How far out are you willing to go?


You find designers anywhere nowadays. Instead of finding them in creative houses or agencies they’ll be found on start-ups, consultancies, working to in several other industries other than their own. From finance, insurance, healthcare to transport, you name it. Ultimately, they’ve taken themselves out of their comfort zone and now they can be found working alongside business people, developers, product managers and hopefully together with users too. Companies are realizing what value that designers can bring onboard.

This requires some adaptation. And no, not only from the companies' perspective. 

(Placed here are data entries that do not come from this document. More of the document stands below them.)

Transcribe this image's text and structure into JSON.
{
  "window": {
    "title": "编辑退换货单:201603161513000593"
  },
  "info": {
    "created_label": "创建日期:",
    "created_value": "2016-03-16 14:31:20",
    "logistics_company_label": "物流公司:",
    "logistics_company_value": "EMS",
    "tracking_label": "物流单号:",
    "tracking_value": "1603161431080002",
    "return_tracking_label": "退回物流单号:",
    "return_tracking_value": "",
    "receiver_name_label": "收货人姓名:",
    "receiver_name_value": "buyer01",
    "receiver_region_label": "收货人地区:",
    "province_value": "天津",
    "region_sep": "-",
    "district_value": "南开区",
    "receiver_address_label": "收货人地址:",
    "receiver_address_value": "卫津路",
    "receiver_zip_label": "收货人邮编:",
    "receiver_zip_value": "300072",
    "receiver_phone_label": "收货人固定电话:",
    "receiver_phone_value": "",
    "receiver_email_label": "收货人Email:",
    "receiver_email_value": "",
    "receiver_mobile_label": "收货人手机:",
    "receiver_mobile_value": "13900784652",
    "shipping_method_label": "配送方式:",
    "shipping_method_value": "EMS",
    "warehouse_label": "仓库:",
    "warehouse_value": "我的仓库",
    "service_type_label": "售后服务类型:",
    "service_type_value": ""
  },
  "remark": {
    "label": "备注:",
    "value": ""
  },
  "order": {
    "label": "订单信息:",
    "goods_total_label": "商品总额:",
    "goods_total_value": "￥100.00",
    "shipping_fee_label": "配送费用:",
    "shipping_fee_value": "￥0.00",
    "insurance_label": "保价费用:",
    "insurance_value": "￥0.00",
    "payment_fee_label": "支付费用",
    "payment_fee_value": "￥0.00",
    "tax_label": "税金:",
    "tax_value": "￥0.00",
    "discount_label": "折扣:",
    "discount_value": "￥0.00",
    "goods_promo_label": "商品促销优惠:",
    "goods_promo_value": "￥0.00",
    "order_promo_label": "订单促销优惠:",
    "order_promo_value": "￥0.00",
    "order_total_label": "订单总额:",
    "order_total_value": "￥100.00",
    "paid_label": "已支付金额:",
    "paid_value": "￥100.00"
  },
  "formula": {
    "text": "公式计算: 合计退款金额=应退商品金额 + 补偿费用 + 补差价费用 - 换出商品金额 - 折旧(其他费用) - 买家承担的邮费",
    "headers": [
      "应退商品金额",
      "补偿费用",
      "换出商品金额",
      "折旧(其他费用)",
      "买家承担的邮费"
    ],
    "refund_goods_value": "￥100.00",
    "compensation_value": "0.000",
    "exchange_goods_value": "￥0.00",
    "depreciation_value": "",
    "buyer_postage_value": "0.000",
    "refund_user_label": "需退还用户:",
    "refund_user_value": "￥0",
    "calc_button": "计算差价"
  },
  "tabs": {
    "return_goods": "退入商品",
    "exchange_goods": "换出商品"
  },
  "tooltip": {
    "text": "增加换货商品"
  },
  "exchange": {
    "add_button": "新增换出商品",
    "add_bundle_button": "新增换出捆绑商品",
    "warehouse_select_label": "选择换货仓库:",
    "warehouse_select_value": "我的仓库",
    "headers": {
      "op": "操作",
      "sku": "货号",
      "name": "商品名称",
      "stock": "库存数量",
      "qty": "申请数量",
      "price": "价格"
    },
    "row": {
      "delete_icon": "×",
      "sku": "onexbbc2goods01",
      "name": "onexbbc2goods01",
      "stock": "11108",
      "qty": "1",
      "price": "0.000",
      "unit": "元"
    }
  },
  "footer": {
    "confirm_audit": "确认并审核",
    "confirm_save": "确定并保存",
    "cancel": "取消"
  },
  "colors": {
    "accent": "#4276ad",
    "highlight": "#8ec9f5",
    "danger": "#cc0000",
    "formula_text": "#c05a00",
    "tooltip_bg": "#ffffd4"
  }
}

For designers not used to work in corporate or a non-creative environment, it can prove to be a challenge. You’re not working with a client anymore - like you would in an agency or as a freelance designer - you’re working for a company. There's new values to be learnt, objectives, targets, a new culture, but most importantly, a company is inserted in an industry of its own. The question is, how far out are you willing to go in order to understand it? How far out of your own subject are you willing to go to meet with the next subject closest to you?


Be design articulate

There's a lot to learn, but also a lot to demonstrate. Is your company design mature? If no, reach out. Use the right moments to explain why design is important. This means that, to kick off a designer-and-business relation you’re going to need to be able to articulate the importance of design so that your team becomes design-considerate.

Be prepared. Prepare good design arguments to bring to meetings, get some of your peers onboard with you from developers to Product Managers. Get the ball running in terms of design conversations. It’s up to designers to take design with us wherever we go.

It takes time and effort to communicate the importance of design. It becomes your job nr. two, it's hard but communication is inherent to good design work.

Of course, sometimes you'll feel you're reaching dead-ends, you might have to face pointy eyebrows or even suspicious looks, but don't give up. Get people curious about the process by getting them onboard and soon they'll understand how you'll be able to help. Remember, it's all about understanding the context and enhancing collaboration. 


The industry is your new context

I worked in a consultancy for several years in a company which worked with very different markets. These subjects didn’t relate much to my interests directly yet indirectly it was everything I needed to experience.

Hearing tons of different subjects that I didn’t relate to, being present in all those meetings (tech, business, telecommunications, and banking meetings), hearing out how questions are asked and how questions are answered made my work much richer than another where I would receive a chewed briefing with no depth of the problem at hand. Going that far out into business helps clarify ideas for everyone. Where we are all on the same page.

Design work blended in with other subjects becomes more impactful than if it’s isolated.
In the end, design is never about design, it's about the subject being designed.

If designers want to start understanding businesses, they can start sketching out business models, ask questions to learn about the industries' vocabulary and apply it back to question the matters further. All these new business concepts will be useful to apply to your day-to-day design problems.

When we work in industry-driven companies our design context is the industry itself. How far out should you go? As far as you can until you have all context you need in order to make your design better.